Feenstra says President Biden has been uncooperative and evasive and that’s why he voted to advance a formal impeachment inquiry into biden and his “questionable conduct”.



The U-S Small Business Administration reports a significant drop in both the number of loans made to Iowa businesses and the overall dollar amount approved. Jayne Armstrong, district director of the S-B-A in Iowa, attributes the fall to bounding interest rates, and the fact so much money was put out during the pandemic years through grants and forgivable loans.


The number of S-B-A-guaranteed loan approvals made in Iowa during the past year reached 340, down from 466 loans last year, while the amount approved dropped from more than 242-million dollars last year to 139-million this year. Armstrong notes, that 139-million figure is still a very significant amount of money that was pumped into start-up and expanding Iowa businesses.


As a direct result of S-B-A loans, she says more than 16-hundred jobs were created in Iowa and nearly 19-hundred more were retained. Armstrong isn’t particularly worried about the year-end figures, as she says the S-B-A continues to play a critical role in helping Iowa small business owners access capital.

Of the 340 loans approved in Iowa during the fiscal year, 208 of them went to new business start-ups or to finance changes in ownership, which are considered new businesses by the agency.



Members of the panel that predicts state tax revenue say recession fears are receeding and, while total receipts are down slightly, that’s due to previously approved tax cuts. The December report from the Revenue Estimating Conference sets the stage as Republican Governor Kim Reynolds and G-O-P lawmakers signal they hope to eventually eliminate the state income tax. Iowa Department of Management director Kraig Paulsen, the governor’s top budget advisor, is chairman of the Revenue Estimating Conference.


The panel predicts the state of Iowa will collect over nine-point-seven BILLION dollars in taxes during the current budgeting year. By January, there will be more than three-point-six BILLION dollars in the Taxpayer Relief Fund where unspent taxes are being deposited. Paulsen says consumer spending in Iowa appears strong and, while, corporate income tax reductions have been made, total corporate tax receipts are up 15 percent over the past five months.


Clear Lake C-P-A David Underwood is another member of the tax-predicting panel.

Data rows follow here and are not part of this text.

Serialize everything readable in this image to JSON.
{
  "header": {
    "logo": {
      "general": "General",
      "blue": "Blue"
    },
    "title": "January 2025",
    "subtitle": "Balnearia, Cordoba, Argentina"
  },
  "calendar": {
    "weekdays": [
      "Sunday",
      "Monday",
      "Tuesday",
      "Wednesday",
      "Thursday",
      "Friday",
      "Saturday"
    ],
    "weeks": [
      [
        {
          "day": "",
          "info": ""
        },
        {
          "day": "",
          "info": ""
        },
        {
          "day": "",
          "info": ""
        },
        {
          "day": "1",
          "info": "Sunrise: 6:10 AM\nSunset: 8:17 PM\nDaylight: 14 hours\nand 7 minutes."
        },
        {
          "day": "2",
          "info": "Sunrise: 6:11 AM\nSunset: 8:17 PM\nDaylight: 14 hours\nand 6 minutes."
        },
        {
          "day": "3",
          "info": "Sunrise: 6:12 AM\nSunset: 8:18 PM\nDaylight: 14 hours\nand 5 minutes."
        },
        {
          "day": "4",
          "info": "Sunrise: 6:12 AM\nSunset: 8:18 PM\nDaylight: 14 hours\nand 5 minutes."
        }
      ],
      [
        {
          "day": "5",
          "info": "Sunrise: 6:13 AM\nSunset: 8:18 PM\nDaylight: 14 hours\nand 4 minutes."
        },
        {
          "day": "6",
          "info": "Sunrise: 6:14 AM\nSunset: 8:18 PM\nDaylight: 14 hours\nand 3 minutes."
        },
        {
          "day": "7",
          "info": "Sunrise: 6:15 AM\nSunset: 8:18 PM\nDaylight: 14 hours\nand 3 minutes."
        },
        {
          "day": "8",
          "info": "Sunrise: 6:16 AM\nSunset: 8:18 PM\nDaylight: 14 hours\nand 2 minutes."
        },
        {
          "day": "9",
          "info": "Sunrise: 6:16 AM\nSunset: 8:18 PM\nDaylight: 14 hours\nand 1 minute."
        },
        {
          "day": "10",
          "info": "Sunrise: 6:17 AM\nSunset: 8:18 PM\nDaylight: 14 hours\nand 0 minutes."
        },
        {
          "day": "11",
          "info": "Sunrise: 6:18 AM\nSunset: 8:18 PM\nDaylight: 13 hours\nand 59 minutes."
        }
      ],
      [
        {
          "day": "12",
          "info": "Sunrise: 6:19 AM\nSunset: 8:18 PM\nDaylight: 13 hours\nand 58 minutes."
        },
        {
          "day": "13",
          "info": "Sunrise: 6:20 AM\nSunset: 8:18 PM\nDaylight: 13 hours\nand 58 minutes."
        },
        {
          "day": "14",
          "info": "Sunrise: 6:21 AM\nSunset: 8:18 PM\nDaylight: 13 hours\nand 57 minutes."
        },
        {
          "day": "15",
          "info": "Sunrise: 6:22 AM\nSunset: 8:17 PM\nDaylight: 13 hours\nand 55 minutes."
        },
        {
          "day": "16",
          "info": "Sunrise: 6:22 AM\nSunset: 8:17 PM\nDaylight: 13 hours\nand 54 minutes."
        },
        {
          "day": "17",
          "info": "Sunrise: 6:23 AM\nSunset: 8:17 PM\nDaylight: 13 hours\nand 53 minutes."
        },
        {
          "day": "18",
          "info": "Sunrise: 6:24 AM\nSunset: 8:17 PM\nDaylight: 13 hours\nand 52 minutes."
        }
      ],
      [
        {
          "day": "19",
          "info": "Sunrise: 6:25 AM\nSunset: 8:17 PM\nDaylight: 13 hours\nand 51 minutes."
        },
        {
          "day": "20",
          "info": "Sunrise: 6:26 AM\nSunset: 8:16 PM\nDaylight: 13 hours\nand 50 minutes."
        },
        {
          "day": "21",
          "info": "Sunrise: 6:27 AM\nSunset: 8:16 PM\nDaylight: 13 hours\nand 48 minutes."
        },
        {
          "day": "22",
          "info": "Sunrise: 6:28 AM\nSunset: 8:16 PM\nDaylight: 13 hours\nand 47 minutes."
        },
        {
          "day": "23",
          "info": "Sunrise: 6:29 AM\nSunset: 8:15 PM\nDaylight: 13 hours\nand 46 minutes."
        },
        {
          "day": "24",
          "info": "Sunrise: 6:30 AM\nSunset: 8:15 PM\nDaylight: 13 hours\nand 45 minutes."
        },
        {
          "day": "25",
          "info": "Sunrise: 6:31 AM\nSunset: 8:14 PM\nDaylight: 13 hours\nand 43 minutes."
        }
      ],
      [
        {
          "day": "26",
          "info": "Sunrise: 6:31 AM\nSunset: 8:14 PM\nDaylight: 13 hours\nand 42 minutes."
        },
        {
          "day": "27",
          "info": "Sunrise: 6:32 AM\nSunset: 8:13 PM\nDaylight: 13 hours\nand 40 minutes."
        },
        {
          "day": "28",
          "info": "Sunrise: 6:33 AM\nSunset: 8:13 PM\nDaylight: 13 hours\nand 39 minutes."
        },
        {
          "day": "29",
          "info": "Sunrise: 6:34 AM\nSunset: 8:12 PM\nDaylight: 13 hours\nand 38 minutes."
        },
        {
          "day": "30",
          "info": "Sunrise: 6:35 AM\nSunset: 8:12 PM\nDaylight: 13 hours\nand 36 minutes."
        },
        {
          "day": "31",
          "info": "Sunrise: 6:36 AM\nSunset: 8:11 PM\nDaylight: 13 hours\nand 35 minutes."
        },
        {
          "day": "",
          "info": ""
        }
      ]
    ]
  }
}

The Revenue Estimating Conference predicts the State of Iowa will collect over nine-point-seven BILLION dollars in taxes in the current budgeting year that ends June 30th. The prediction for the following 12 months is slightly less, primarily due to tax cuts approved in 2018 and 2022.

January, there will be more than three-point-six BILLION dollars in the Taxpayer Relief Fund where unspent taxes are being deposited.



The leader of the University of Northern Iowa’s faculty union is voicing concerns over how the school is handling its money. U-N-I released a statement defending the movement of nearly a million dollars from its general fund to athletics, saying one of its missions is to identify opportunities for those programs to be more self-sustaining. United Faculty leader Chris Martin says that shouldn’t come at the cost of education, especially when athletics can already borrow from the general fund. Martin says athletics borrowed nine-hundred thousand dollars, which exceeded the allowed two-point-four percent of the budget. He says the university’s overall budget has shrunk by several million dollars since 2019, largely due to a decrease in funding from the state legislature.